At the tail end of the raspberry season, a bunch of us piled into cars and drove north to check out where our berries comes from. Greig Farm is located in Red Hook, NY, which is part of Duchess County, just East of the Hudson River. We had about 4 cars full of members making the trek from Brooklyn through the gorgeous fall foliage of the Hudson Valley to see the land, pick raspberries & apples & pumpkins, and to hear more about Greig Farm.
We all know how are berries get to Brooklyn; Our buckets arrive hand delivered by Norman in the back of his classic BMW. During this field trip, we were going to learn about the life and times of a berry farmer in the Hudson Valley (and that maps are a good purchase because sometimes the fancy phone can’t get service…)
We (finally) arrived and had a picnic lunch up on the hill among the apple trees. It was an amazing bluebird Fall day. Just perfect for a trip to the country.
After lunch we jumped aboard for a hay ride and tour of the farm by Norman, our amazing berry farmer.
We learned about the history of the farm and the plans for the future. Norman’s family has been farming here for about 60 years. They have always grown many varieties of apples and different types of berries. Back when Norman’s father started farming, apples were not something stocked year-round or imported from New Zealand, Ecuador, and China. In those days, apples were a seasonal treat that sold like gang-busters and this farm was dead center in the fertile crescent for apple farming. Clearly it is a much different market for Norman…
In the works for 2011 is strawberries and asparagus. We checked out the fields and got very excited to hear about these new additions to our berry share. That’s right folks, the plan is (bearing no crazy weather) is to start the Berry share earlier in June w/ strawberries & asparagus. Ooh la la!
Blueberry season had ended by the time we made it up to the farm so we didn’t get to pick any. But we did check out the rows and rows of gorgeous bushes. Norman talked about his commitment to natural farming. As an owner of a pick-your-own farm he is devoted to ensuring that his fruit can go straight into your mouth. That means nothing toxic!
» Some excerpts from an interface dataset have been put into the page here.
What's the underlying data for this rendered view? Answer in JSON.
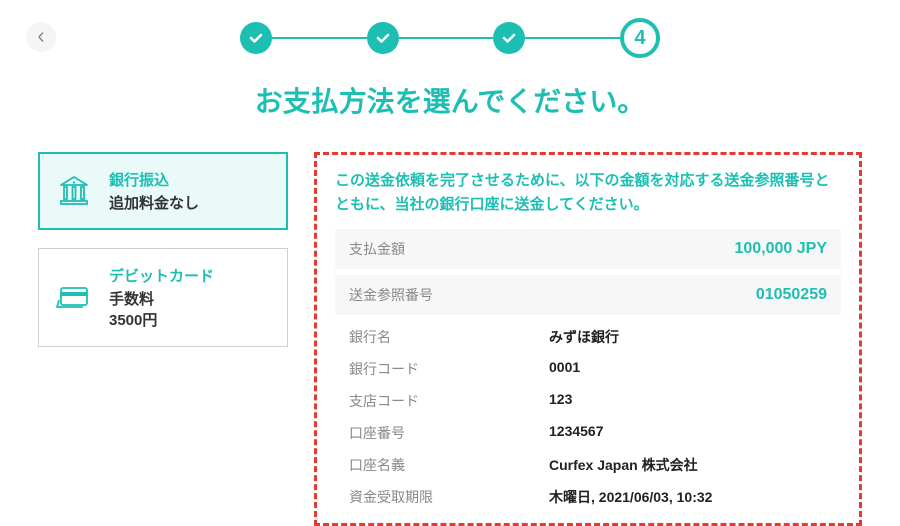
{
  "stepper": {
    "current": "4"
  },
  "page_title": "お支払方法を選んでください。",
  "options": {
    "bank": {
      "label": "銀行振込",
      "sub": "追加料金なし"
    },
    "debit": {
      "label": "デビットカード",
      "sub1": "手数料",
      "sub2": "3500円"
    }
  },
  "details": {
    "instruction": "この送金依頼を完了させるために、以下の金額を対応する送金参照番号とともに、当社の銀行口座に送金してください。",
    "amount_label": "支払金額",
    "amount_value": "100,000 JPY",
    "ref_label": "送金参照番号",
    "ref_value": "01050259",
    "rows": {
      "bank_name": {
        "label": "銀行名",
        "value": "みずほ銀行"
      },
      "bank_code": {
        "label": "銀行コード",
        "value": "0001"
      },
      "branch_code": {
        "label": "支店コード",
        "value": "123"
      },
      "account_no": {
        "label": "口座番号",
        "value": "1234567"
      },
      "account_name": {
        "label": "口座名義",
        "value": "Curfex Japan 株式会社"
      },
      "deadline": {
        "label": "資金受取期限",
        "value": "木曜日, 2021/06/03, 10:32"
      }
    }
  }
}
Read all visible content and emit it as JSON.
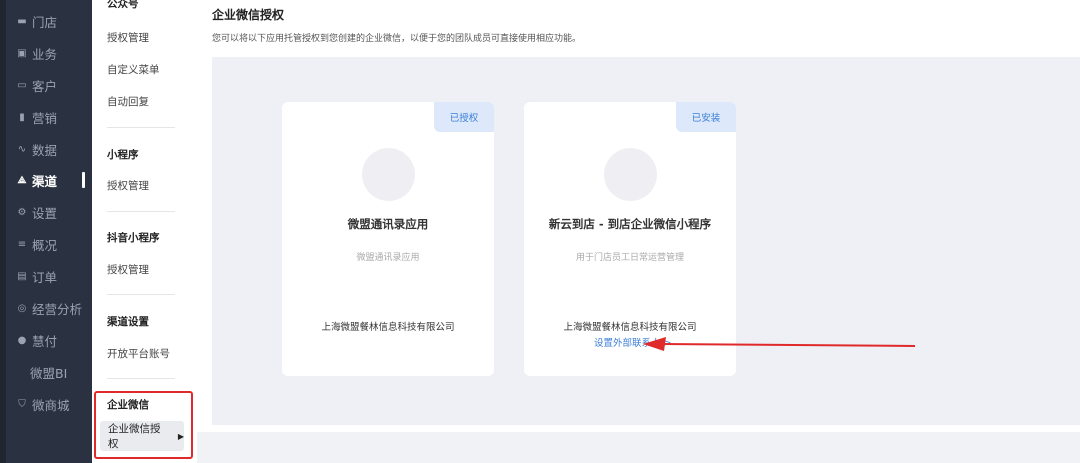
{
  "nav": {
    "items": [
      {
        "label": "门店",
        "icon": "store-icon",
        "glyph": "▬"
      },
      {
        "label": "业务",
        "icon": "briefcase-icon",
        "glyph": "▣"
      },
      {
        "label": "客户",
        "icon": "customer-icon",
        "glyph": "▭"
      },
      {
        "label": "营销",
        "icon": "marketing-icon",
        "glyph": "▮"
      },
      {
        "label": "数据",
        "icon": "chart-line-icon",
        "glyph": "∿"
      },
      {
        "label": "渠道",
        "icon": "channel-icon",
        "glyph": "⟁"
      },
      {
        "label": "设置",
        "icon": "gear-icon",
        "glyph": "⚙"
      },
      {
        "label": "概况",
        "icon": "overview-icon",
        "glyph": "≡"
      },
      {
        "label": "订单",
        "icon": "order-icon",
        "glyph": "▤"
      },
      {
        "label": "经营分析",
        "icon": "analysis-icon",
        "glyph": "◎"
      },
      {
        "label": "慧付",
        "icon": "pay-icon",
        "glyph": "●"
      },
      {
        "label": "微盟BI",
        "icon": "",
        "glyph": ""
      },
      {
        "label": "微商城",
        "icon": "shop-icon",
        "glyph": "⛉"
      }
    ],
    "active_index": 5
  },
  "subnav": {
    "gzh_title": "公众号",
    "gzh_auth": "授权管理",
    "gzh_menu": "自定义菜单",
    "gzh_reply": "自动回复",
    "mini_title": "小程序",
    "mini_auth": "授权管理",
    "douyin_title": "抖音小程序",
    "douyin_auth": "授权管理",
    "channel_title": "渠道设置",
    "channel_open": "开放平台账号",
    "wework_title": "企业微信",
    "wework_auth": "企业微信授权"
  },
  "main": {
    "title": "企业微信授权",
    "description": "您可以将以下应用托管授权到您创建的企业微信，以便于您的团队成员可直接使用相应功能。"
  },
  "cards": [
    {
      "badge": "已授权",
      "title": "微盟通讯录应用",
      "desc": "微盟通讯录应用",
      "company": "上海微盟餐林信息科技有限公司",
      "link": ""
    },
    {
      "badge": "已安装",
      "title": "新云到店 - 到店企业微信小程序",
      "desc": "用于门店员工日常运营管理",
      "company": "上海微盟餐林信息科技有限公司",
      "link": "设置外部联系人 >"
    }
  ],
  "colors": {
    "nav_bg": "#2a3140",
    "accent": "#3d7fd8",
    "badge_bg": "#dde9fa",
    "highlight_red": "#e0292b"
  }
}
He is not certified organic because he does not believe that it is a high enough standard, considering that natural toxins can be used under that label. Grieg Farm sets a high standard and is devoted to providing a healthy product!
We also saw the blackberry bushes. Norman talked about the devastating loss of the blackberry crop this year due to an irrigation failure. During one of those crazy hot days a pipe busted and the bushes didnt get water. He lost the entire crop (except a few that were close to the ground), a $10,000 mishap…
It was really interesting to hear Norman talk about the struggles of a small family farmer. As he tells it, the 10 year cycle of a small farmer is to break even every couple of years, make $$ every couple of years, and go bankrupt every couple of years. He talked story about his bankruptcy and how his fellow farmers rallied to help him stay afloat. His farm was being auctioned and EVERYTHING had to go. His neighbors were surprised to see that all his equipment was up for sale. They asked, “But how are you going to farm next year?” Norman answered with a shrug of the shoulders. That was apparently not the banks concern. At the end of the auction, his neighbors had bought about 80% of his equipment, loaning it back to him so he could continue farming. His brother, a corporate lawyer, bought the land, leasing it to him and other farmers. He laughs, telling us about his son going to engineering school so he can afford to farm when he takes over. He really drove home the point that sustainable farming is not about making money but about a love for the land.
Greig Farm is a gorgeous piece of sloped land. Filled to the gills with apple trees!
Raspberry season was pretty much over, but those who had patience to look closely were able to fill their buckets with an amazing bounty.
Back in the day Norman had about 30 employees; these days he can afford 2. As we searched for ripe berries in the underbrush, we all learned real quick how hard it is to pick raspberries and got a new appreciation for how much work goes into collecting a half pint. It is so easy to get disconnected from our food through factory farming, stocked market shelves regardless of the season, and the ease of globalization. Having walked through the fields at Greig Farm it becomes much easier to appreciate the true cost of our food and the real benefits of supporting those who care for our precious land.
Although we didnt get to pick blueberries, Fall had the added bonus of pumpkins.
For those of us who didn’t have the patience to pick berries, a walk through the gorgeous acres of Greig Farm yielded so much beauty!
Also on the land is this cool little market- Gigi Market. As we walked over to the market for some fresh pie, we ran into a fun family of goats. Now the trip was officially complete!
After a fun-filled afternoon at the farm, we piled back into the cars for the trip home. Thanks to a brutal accident and subsequant highway closure we didn’t make it home until 6 hours later!! Luckily we are all good story-tellers and were still smiling, even after that arduous car-ride! Good times with the fun people of Southside CSA!